Karma is based on a natural law of Karma Niyama – the order of an act and a result – one of many in the Buddhist philosophy requiring no lawmaker to be involved. Karma produces an inevitable result, not in reward or punishment, but simply as a succession event.
“Karma literally means action or doing. Any kind of intentional action whether mental, verbal or physical is regarded as Karma. … In its ultimate sense Karma means all moral and immoral volition. Involuntary, unintentional or unconscious actions, though technically deeds, do not constitute Karma, because volition [decision-making] … is absent.” Source: www.buddhanet.net

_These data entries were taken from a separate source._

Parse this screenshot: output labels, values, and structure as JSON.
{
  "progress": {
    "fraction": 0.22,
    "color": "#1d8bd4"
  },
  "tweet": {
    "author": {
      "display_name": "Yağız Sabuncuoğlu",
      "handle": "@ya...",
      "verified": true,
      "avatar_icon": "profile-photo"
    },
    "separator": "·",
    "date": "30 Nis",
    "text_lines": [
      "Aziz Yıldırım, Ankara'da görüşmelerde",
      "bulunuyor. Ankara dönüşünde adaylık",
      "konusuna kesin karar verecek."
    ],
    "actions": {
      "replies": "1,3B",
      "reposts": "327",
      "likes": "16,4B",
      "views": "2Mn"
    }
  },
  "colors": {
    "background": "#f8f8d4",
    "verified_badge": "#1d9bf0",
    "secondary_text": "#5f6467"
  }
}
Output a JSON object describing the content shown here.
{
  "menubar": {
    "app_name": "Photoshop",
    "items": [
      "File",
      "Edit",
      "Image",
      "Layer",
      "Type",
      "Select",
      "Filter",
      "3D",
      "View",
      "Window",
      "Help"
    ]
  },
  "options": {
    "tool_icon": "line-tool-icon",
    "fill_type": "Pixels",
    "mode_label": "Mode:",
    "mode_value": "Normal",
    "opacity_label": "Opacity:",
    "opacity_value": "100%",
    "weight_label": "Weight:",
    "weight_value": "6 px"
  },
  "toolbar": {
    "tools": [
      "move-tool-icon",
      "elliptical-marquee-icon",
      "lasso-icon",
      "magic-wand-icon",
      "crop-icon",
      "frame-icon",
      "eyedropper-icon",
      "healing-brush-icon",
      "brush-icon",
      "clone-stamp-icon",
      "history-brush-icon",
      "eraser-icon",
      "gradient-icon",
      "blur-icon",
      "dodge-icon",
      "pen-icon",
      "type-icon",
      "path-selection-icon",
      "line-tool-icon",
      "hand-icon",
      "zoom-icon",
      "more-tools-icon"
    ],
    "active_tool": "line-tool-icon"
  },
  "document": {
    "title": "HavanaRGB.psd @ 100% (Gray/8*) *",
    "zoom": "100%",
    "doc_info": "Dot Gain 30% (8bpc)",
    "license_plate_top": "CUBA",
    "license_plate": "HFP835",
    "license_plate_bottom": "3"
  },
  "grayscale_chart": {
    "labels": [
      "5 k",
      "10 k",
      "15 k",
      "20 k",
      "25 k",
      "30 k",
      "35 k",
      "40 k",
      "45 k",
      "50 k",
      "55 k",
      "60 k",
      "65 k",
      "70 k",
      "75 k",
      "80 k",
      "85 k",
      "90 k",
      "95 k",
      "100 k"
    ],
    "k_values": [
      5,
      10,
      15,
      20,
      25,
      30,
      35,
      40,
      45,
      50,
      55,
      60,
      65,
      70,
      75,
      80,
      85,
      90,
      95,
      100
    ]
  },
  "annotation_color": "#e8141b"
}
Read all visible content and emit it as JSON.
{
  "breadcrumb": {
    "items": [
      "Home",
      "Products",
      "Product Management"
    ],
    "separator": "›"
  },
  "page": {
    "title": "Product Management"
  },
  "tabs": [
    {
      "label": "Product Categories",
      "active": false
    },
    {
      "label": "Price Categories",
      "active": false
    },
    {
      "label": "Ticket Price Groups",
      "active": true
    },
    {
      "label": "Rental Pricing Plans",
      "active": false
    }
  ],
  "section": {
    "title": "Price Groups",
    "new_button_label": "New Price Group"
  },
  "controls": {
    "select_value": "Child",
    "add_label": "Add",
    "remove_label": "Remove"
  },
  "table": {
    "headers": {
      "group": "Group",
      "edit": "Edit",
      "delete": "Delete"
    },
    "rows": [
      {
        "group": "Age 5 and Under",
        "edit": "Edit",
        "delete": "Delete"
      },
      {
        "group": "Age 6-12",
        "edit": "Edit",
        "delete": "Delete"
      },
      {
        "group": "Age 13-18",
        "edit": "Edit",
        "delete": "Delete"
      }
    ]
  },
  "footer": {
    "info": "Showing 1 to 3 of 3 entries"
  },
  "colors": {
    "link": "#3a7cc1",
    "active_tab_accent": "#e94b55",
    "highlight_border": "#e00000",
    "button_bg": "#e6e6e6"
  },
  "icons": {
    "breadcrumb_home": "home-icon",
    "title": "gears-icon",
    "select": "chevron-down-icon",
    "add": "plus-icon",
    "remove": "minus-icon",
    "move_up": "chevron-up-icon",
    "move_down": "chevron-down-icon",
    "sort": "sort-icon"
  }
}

Some people think of karma as fate or destiny. I personally do not subscribe to the philosophy that my life has been predetermined, and therefore believe that I can greatly influence and choose the direction it takes. So I prefer to interpret Karma as an action that I have control over, rather than a preordained condition or predestination, into which I am thrust.
The Collins Dictionary provided this definition: “Karma is the belief that your actions in this life affect all your future lives.” Whether you interpret “future lives” to be reincarnated ones, or simply your own immediate future, to me Karma is about “paying it forward”.
Personally, I believe that the more good deeds we produce – the more good results we can expect. In the Karma Kreatives blog, I will endeavor to describe how the good thoughts, words, deeds, and actions of many – working individually and collectively – can make the world a happier, healthier, ecologically-improved, or more creative place.
Believing in Karma implies that we can create and enjoy our own happiness. It suggests that we can influence and architect our own destiny or mission in life. We cannot know what the destiny is until we arrive at it – but the actions we take in our lifetime will certainly be forming the path to get there.
I think that a philosophy of “reduce, re-use, and recycle” will result in good karma for me and my grandchildren and all future generations. I have also come to the realization that as a western society, we have too much “stuff” and can live with much less (having been as guilty as anyone else of over-purchasing during my lifetime).
Healthy living is also important. If we take good care of our own minds and bodies, we become less dependent on the rest of the world, including the medical community and family, to care for us later in life. I have a desire to create good karma (thought, word and deed) in the present, that will hopefully serve me in my future life – and into my later years.
By our very own efforts, there are opportunities to create new and better environments, in our lives and those of our loved ones, every day.
What good Karma are you creating? Are you doing this by yourself or as part of a collective or a family? What role does the communal force play in your success?